Neil Young’s Film Lounge – Cure
Kyua : Kiyoshi Kurosawa : Japan 1997 : 111 mins
Fearsome heart of his healing hand
Road of healing not a long
Take sword. A man but dew.
Heal, O water-grass!
O winter falls snow.
That heal snow.
Take in hand heal.
These haiku-like words emanate tinnily from an ancient Edison phonograph machine at the end of Cure, Kiyoshi Kurosawas tantalisingly metaphysical version of the serial-killer thriller. Though impenetrably enigmatic at first glance, they in fact pretty much explain everything that’s gone before if anything in this startling, fascinating film can be explained at all. Because the bare bones of the plot, while sufficiently original to have attracted Hollywood attention (remake rights were bought in late 2002, one year after the films belated US release) are only the starting-point for the bizarre journey that is Cure.
World-weary detective Ken-ichi Takabe (Koji Yakusho) is having problems at home and at work: as his wife Fumie (Anna Nakagawa) seems to be succumbing to mental illness, he’s assigned to a nightmarishly difficult homicide case. While the victims are killed in identical fashion and marked with a distinctive X-shaped wound the perpetrators are all different: ordinary people suddenly overtaken by a murderous rage. Takabes investigations eventually lead him to Kunio Mamiya (Masato Hagiwara) a mysterious, characterless drifter with an intense interest in the theories of hypnotist Frans Mesmer
That Kurosawa is a director of astonishing confidence and technical skill is apparent from the first scenes in Cure which also showcase the impressive contributions from cinematographer Tokusho Kikumura, editor Kan Suzuki, production designer Tomoyuki Maruo and Gary Ashiya, the man responsible for the music. This includes the jaunty theme that plays over the opening titles, accompanying an especially brutal and unexpected eruption of violence as a woman is beaten to death with a metal pipe which we’ve seen ripped off a subway wall in distinctly Argento-ish style. As the letters of the films title slide into view from different sides of the screen, we see Takabe for the first time, at the wheel of his car as he drives to the crime-scene. He sighs, quietly but audibly a tiny sound-effect integrated with Ashiyas score in typically virtuoso style.

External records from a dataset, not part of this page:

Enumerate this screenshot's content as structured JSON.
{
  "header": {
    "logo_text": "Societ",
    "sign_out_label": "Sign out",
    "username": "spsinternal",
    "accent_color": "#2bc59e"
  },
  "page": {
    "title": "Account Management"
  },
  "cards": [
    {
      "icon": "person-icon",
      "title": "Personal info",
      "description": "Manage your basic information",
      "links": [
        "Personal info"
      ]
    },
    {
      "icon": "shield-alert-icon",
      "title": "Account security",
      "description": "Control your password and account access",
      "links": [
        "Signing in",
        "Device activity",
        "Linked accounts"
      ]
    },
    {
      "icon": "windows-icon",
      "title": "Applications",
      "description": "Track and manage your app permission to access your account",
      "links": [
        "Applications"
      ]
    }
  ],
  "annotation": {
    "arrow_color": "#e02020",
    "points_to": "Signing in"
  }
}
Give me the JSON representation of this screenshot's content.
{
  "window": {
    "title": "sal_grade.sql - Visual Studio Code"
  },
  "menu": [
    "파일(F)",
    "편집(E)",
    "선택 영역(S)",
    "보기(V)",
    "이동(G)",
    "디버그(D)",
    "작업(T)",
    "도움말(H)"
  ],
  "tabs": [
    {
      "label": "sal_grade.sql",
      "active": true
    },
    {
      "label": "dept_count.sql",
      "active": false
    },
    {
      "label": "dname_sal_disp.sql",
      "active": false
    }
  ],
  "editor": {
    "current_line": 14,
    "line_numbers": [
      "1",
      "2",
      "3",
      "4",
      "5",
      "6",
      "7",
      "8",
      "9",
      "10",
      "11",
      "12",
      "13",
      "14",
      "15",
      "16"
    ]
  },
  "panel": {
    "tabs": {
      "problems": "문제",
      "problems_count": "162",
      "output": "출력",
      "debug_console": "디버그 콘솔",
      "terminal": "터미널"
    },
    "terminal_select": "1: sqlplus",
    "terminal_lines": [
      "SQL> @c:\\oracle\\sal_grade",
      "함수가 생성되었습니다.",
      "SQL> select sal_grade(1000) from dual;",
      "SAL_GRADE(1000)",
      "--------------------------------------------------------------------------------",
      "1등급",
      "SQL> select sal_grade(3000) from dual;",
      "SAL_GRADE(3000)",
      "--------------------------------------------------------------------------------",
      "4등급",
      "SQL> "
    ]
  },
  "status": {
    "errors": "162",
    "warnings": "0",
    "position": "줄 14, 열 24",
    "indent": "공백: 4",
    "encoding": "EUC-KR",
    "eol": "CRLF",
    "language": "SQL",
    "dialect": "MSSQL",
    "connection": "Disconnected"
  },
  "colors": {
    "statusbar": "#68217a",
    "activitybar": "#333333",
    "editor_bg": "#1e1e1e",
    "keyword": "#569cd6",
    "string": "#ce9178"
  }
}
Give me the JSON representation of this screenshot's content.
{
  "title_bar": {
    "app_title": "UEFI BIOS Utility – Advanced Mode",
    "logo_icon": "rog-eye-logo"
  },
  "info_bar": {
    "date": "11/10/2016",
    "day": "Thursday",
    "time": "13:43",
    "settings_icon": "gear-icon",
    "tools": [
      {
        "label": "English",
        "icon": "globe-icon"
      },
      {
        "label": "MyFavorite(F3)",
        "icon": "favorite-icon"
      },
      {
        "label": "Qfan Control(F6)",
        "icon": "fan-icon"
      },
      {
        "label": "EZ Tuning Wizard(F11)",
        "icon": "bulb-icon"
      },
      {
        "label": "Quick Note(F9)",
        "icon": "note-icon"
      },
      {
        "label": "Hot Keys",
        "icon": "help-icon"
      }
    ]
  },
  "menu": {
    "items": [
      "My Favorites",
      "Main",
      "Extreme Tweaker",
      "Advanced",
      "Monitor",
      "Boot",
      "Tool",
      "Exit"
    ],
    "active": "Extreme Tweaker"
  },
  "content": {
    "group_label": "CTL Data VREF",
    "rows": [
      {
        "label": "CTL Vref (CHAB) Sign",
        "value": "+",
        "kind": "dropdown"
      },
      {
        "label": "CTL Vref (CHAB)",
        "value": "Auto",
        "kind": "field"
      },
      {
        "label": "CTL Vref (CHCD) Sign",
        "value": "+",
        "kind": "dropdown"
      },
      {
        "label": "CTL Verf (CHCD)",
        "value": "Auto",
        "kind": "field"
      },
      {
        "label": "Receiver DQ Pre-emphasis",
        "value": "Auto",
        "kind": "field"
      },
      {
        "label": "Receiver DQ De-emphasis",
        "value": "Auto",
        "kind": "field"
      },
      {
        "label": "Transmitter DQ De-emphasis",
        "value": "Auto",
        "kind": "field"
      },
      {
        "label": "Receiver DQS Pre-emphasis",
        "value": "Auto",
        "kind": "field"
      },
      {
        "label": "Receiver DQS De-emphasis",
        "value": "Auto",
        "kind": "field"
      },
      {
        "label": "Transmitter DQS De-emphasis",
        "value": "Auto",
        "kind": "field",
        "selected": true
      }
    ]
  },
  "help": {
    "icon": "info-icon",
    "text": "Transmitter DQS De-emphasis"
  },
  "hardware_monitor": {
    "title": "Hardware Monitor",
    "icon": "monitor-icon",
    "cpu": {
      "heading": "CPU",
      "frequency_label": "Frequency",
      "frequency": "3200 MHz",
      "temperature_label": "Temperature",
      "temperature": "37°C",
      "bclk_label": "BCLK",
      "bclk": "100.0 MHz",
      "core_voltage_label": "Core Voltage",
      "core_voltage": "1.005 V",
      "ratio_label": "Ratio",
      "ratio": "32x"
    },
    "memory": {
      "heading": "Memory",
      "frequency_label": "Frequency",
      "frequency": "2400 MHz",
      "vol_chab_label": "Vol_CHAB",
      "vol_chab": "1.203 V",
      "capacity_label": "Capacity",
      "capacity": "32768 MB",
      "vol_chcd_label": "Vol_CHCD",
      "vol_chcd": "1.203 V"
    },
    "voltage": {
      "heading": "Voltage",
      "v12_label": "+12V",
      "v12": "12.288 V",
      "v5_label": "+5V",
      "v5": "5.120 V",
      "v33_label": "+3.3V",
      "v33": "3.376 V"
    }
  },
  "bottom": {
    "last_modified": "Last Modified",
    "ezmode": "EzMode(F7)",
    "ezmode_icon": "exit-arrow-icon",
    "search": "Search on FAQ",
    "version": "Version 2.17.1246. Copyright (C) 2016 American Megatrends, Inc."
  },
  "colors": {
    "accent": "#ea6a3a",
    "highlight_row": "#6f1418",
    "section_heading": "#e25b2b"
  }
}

Throughout Cure Kurosawa pays at least as much attention to the sound design as he does to the visuals this is a film which deserves to be seen either in a cinema or through stereo headphones. Like Michael Mann, he has a precise eye for the environments in which his characters exist: all are precisely placed in the widescreen frame among a low-key series of buildings, rooms and urban architecture. And just as Mann re-imagined Los Angeles in Heat, Kurosawa transcends the basic thriller aspects of his material to accumulate a wide-ranging exploration of the Tokyos residential and industrial cityscapes: the end titles feature a static image of a suburban back-alley that wouldn’t look out of place in the acclaimed portfolios of master urban photographer Naoya Hatakeyama.
Every dark, ominous frame seems haunted by the doomy spectre of the Aum cult whose sarin-gas attack on the Tokyo underground convulsed a society already jittery at the prospect of the (then-impending) new millennium. This is a society whose fanatically well-ordered surface is, we see, a very brittle shell indeed: as Takabe waits to collect his dry-cleaning at the local laundry, he hears a fellow salary-man muttering in what sounds like a boiling frenzy. There is psychosis in the very molecules of the air, it seems and the film makes just as much sense whether Mamiya is or isn’t the mesmerising monster he appears to be.

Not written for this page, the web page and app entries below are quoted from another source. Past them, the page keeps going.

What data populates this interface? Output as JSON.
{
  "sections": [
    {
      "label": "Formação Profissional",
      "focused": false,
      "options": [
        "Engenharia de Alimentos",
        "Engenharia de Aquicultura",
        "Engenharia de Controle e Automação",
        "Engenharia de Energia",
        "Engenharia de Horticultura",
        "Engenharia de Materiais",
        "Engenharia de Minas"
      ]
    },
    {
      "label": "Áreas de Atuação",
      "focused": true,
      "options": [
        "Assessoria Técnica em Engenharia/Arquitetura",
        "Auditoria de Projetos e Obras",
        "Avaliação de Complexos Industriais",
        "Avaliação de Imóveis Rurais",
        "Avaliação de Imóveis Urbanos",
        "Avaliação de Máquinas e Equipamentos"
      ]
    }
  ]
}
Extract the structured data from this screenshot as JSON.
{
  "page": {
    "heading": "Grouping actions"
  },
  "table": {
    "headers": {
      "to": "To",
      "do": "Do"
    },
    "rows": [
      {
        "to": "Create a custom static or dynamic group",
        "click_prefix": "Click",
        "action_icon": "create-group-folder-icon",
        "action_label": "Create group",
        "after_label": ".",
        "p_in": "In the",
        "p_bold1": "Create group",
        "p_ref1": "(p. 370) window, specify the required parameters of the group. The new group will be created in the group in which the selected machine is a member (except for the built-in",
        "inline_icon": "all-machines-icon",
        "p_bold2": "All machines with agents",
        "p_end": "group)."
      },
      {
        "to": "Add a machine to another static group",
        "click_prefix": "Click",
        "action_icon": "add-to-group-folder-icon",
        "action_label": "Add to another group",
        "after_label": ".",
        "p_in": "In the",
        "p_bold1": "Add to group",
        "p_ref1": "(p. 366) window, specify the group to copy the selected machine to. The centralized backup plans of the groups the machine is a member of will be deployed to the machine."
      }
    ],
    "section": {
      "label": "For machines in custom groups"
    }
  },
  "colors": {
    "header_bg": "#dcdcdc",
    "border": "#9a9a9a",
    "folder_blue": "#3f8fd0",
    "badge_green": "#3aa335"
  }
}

The aggressively enigmatic final scenes, while appearing to unravel the mystery, on closer examination pose even more questions. Has Mamiya somehow transferred his magic to Takabe? Are the killings over, or have they only just begun? Is Japan about to be plunged into the full-scale apocalypse to rival that unleashed at the end of Kurosawas previous film, Charisma? The very long last shot which starts, innocuously enough, with Takabe in a diner supports any of these interpretations. But it is, in terms of the manipulation of sound and image, and the deployment of split-second editing, a dazzling, frustrating, wildly controversial coup de cinema.
26th December, 2002
(seen on DVD, 27th July)
For the original shorter version of this review click here.
by Neil Young